Visitors to the Chicago area can explore more than a century‘s worth of railroad and transportation history at the Illinois Railway Museum (IRM) in Union, Ill. Beginning with a single interurban train in 1953, the museum has grown to become one of the finest of its kind.
Dozens of streetcars, trolleys, interurban and city transit trains from the Midwest are among the museum’s 450-piece collection, and rides on many of these vintage machines are offered every Saturday and Sunday during the summer months.
“We run a pretty full schedule on weekends,“ said IRM publicity director Barbara Lanphier. “We have interurban trains from the old Chicago, North Shore & Milwaukee, the Chicago, Aurora & Elgin and the South Shore lines. We have a very fine collection of CTA (Chicago Transit Authority) and Chicago Surface Lines equipment.”
Streetcar buffs can ride the last of the authentic PCC Green Hornet models as well as several other classics from a bygone era.
“Other streetcars are painted green, but this is the real thing,” Lanphier said. “The Green Hornet and other cars from the late 1930s and 1940s were an effort to try and modernize streetcar traffic.” Nearby Kenosha, Wis., currently operates several restored PCC streetcars as part of its transit service.
It’s sometimes said that those in the transportation industry as well as railroad buffs were born with a fervor for such things, and Lanphier counts herself among that group.
“I was a railroad brat,” she admitted. “My dad worked for the Chicago, North Shore & Milwaukee lines for years. Whenever my husband and I travel, we love to take the streetcars or trains to the end of the line.”
There is a one-mile streetcar loop and a 4.8-mile mainline track that runs from the museum’s 150-acre grounds. In addition to mass transit vehicles, the museum has an assortment of diesel passenger and freight trains, boxcars and even an old working steam engine.
“People come here from all over the world,” Lanphier said. “A German TV program and magazine did a feature on us a few years ago.”
Also, a 15-piece collection of trolley buses includes the last of these machines to operate in Chicago, Cleveland and Milwaukee. Examples from Dayton, Ohio, and Des Moines, Iowa, are also owned by the IRM. The museum has its own overhead line for these streetcar/bus hybrids (the only demonstration line of its kind in North America), and the trolley buses operate on the first Saturday of each month.
What’s made the IRM especially impressive is how volunteers perform almost all of the work, including renovation and maintenance of rolling stock. While some of the unpaid staff are transit veterans, many of the workers are involved because of their fascination with trains.
“Many of these volunteers have developed a love for the railroads over the years,” Lanphier says. “The general manager of the museum is a schoolteacher. We have engineers and a professional model maker who work here. There is a lot of camaraderie Ñ and some friendly rivalries. There are the diesel people, the steam buffs and others with their interests.”

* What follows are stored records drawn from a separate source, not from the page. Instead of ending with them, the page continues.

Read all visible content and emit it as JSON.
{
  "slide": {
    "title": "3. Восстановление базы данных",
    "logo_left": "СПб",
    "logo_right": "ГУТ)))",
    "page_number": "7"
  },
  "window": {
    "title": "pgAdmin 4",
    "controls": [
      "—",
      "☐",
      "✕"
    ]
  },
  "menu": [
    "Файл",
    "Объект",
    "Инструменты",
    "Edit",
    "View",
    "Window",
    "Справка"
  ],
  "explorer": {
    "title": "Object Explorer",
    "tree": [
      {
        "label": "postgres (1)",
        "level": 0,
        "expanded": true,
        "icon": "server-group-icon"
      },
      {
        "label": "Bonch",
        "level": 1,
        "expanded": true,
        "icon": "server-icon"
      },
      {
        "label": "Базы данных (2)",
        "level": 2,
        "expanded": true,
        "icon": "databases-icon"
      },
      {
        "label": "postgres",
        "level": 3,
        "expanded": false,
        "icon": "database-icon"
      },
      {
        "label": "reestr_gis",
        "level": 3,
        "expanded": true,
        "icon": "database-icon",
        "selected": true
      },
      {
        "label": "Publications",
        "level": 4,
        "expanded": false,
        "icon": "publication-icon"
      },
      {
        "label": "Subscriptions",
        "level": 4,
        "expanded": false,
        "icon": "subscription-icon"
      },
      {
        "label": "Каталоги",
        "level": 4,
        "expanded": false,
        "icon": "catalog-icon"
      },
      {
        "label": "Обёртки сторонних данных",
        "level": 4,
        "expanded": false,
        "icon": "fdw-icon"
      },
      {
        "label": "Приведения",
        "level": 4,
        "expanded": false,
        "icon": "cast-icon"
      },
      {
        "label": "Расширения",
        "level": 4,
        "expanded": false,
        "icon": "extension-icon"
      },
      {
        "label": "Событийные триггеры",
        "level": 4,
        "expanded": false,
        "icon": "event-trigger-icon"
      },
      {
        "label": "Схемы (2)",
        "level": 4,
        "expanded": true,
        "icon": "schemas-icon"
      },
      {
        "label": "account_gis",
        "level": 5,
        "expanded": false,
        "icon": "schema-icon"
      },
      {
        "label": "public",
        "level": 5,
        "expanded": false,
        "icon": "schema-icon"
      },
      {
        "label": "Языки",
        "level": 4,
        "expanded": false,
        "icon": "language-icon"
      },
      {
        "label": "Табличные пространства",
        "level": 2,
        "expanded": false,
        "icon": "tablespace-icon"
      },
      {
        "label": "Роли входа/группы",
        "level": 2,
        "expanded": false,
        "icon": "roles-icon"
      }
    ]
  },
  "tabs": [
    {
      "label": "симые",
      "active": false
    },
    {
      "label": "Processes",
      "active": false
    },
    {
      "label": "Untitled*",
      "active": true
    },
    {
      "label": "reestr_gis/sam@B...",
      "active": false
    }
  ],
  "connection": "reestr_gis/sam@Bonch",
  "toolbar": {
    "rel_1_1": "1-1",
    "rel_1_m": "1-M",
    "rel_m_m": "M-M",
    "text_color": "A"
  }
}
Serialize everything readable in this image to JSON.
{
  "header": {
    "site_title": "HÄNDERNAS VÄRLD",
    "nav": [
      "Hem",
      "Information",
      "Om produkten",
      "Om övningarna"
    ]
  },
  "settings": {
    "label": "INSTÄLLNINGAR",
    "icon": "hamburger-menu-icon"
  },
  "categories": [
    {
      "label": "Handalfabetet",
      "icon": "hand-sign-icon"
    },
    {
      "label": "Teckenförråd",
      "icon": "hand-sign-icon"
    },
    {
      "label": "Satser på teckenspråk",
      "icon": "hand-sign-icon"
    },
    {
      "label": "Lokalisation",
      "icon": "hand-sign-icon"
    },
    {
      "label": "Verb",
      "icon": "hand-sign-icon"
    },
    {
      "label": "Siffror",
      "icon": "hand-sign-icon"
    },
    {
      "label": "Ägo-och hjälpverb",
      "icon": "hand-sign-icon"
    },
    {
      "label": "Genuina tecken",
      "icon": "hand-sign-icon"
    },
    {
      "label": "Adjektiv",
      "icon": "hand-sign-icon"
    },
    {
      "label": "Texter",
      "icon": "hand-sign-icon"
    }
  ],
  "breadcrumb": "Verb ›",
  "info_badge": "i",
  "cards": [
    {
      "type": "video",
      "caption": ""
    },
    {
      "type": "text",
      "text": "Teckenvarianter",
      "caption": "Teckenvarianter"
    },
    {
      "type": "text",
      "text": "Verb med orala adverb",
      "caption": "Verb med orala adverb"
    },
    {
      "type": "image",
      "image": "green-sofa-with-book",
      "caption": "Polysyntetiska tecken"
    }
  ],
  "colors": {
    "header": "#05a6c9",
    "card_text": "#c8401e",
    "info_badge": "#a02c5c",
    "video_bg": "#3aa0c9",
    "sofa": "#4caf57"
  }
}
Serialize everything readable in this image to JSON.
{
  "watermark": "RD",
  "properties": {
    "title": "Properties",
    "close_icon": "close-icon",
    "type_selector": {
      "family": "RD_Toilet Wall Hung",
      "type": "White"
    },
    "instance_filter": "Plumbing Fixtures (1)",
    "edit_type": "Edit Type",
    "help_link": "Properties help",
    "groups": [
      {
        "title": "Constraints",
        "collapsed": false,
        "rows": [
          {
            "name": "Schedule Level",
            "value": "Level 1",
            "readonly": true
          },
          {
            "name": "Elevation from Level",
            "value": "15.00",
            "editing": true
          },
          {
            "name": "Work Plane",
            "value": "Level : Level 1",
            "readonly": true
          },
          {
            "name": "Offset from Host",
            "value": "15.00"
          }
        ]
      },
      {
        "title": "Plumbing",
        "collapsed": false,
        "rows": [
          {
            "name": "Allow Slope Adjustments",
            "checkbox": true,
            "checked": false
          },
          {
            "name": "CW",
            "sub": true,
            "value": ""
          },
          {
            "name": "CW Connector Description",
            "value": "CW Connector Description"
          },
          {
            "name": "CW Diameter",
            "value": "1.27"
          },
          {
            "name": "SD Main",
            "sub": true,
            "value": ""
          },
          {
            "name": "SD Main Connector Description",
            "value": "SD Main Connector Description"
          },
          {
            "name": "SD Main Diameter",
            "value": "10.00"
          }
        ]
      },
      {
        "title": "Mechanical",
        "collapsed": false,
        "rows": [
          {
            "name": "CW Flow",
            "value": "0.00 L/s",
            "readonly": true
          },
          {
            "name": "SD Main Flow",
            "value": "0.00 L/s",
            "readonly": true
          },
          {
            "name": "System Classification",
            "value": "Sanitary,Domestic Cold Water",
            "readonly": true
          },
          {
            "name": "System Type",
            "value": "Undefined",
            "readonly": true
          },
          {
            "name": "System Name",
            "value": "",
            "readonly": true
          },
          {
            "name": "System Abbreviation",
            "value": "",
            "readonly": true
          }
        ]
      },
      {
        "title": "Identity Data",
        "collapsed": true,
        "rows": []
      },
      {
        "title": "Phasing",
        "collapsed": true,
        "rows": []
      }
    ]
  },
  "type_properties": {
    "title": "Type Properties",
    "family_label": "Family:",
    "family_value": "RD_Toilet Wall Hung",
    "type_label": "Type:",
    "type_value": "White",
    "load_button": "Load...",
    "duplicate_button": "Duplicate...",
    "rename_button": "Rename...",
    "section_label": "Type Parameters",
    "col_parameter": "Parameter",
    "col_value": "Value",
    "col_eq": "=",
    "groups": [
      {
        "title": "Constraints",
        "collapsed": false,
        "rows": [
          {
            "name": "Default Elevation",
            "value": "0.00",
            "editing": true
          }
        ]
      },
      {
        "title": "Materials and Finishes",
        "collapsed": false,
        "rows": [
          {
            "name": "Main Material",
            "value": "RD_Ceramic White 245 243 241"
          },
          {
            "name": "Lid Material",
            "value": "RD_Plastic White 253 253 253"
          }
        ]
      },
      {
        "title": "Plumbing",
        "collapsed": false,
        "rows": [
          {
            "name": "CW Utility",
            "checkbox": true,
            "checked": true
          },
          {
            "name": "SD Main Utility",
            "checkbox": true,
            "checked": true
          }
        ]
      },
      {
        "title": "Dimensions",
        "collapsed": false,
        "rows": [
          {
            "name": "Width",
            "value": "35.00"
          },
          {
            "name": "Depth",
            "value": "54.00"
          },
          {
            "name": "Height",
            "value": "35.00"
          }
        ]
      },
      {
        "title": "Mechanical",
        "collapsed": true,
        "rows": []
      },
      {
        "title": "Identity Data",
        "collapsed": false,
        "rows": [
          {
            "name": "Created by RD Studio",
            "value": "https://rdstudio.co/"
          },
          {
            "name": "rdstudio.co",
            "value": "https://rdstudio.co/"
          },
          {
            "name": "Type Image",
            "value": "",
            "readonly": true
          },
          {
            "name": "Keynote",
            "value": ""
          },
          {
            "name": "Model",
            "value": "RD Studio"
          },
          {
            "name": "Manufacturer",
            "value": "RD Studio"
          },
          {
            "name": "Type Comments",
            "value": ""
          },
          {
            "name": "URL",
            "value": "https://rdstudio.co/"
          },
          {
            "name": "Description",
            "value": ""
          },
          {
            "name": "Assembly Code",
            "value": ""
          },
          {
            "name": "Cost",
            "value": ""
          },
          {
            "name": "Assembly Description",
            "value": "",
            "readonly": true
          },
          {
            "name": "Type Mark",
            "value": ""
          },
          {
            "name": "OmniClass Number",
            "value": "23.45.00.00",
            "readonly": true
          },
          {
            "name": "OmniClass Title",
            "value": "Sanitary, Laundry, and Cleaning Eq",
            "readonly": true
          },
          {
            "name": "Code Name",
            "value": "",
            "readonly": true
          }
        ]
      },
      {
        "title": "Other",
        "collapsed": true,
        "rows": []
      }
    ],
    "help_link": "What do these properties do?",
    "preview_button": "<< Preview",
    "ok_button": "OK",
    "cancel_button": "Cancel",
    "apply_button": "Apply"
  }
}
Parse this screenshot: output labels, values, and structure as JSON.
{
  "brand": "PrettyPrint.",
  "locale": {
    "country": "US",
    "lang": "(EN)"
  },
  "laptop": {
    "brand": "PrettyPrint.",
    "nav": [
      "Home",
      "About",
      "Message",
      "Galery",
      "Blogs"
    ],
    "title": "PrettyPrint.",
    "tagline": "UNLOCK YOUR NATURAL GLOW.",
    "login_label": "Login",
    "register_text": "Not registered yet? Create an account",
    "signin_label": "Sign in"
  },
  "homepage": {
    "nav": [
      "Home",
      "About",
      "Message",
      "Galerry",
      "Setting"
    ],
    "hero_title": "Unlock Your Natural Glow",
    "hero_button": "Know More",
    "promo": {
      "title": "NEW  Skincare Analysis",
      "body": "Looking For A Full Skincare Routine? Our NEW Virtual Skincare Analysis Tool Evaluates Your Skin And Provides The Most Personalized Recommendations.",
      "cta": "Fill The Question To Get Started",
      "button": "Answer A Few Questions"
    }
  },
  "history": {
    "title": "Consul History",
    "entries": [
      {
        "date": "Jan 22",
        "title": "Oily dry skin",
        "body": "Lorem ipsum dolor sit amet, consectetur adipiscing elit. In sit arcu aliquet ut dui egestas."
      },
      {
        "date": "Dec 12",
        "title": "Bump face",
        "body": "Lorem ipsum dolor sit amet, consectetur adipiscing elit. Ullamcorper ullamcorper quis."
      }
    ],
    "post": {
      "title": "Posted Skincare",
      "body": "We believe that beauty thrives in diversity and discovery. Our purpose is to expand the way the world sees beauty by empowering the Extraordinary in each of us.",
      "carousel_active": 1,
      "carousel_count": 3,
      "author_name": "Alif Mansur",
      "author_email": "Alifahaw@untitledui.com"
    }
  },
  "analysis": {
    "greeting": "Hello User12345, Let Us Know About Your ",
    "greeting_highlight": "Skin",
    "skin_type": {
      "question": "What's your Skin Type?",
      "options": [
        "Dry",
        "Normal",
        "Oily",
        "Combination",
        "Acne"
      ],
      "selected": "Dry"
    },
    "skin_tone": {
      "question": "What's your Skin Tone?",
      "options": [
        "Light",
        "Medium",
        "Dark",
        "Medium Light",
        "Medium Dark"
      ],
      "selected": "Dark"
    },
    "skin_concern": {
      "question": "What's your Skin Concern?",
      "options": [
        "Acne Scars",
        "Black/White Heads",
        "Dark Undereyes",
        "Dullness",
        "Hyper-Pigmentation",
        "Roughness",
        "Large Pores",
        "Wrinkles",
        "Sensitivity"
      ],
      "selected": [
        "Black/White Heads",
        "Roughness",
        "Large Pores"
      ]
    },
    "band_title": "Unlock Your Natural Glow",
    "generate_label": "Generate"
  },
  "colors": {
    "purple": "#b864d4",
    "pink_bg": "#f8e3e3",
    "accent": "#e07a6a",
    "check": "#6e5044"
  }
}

Not content to maintain the status quo, the museum has several projects and new exhibits planned. A vintage 1930s diner is being restored, and a Blue Goose streetcar from Milwaukee will join the fleet once it is repaired and brought back to life.
For more information, visit the museum’s Website at www.irm.org.
A short drive away, the Fox Valley Trolley Museum in South Elgin, Ill., features a 25-piece collection with a wooden 1902 Chicago Aurora & Elgin electric train that is described as America’s oldest operating interurban.
Several other trolleys and streetcars take visitors for a two-mile ride along the Fox River and through a nearby forest preserve. The fleet includes vehicles from defunct lines such as the Chicago Aurora & Elgin and the Chicago Elevated System, a predecessor of the CTA. Also displayed is a retired 1892 postal car. For more information, call (847) 697-4676 or visit www.foxtrolley.org. Al Doyle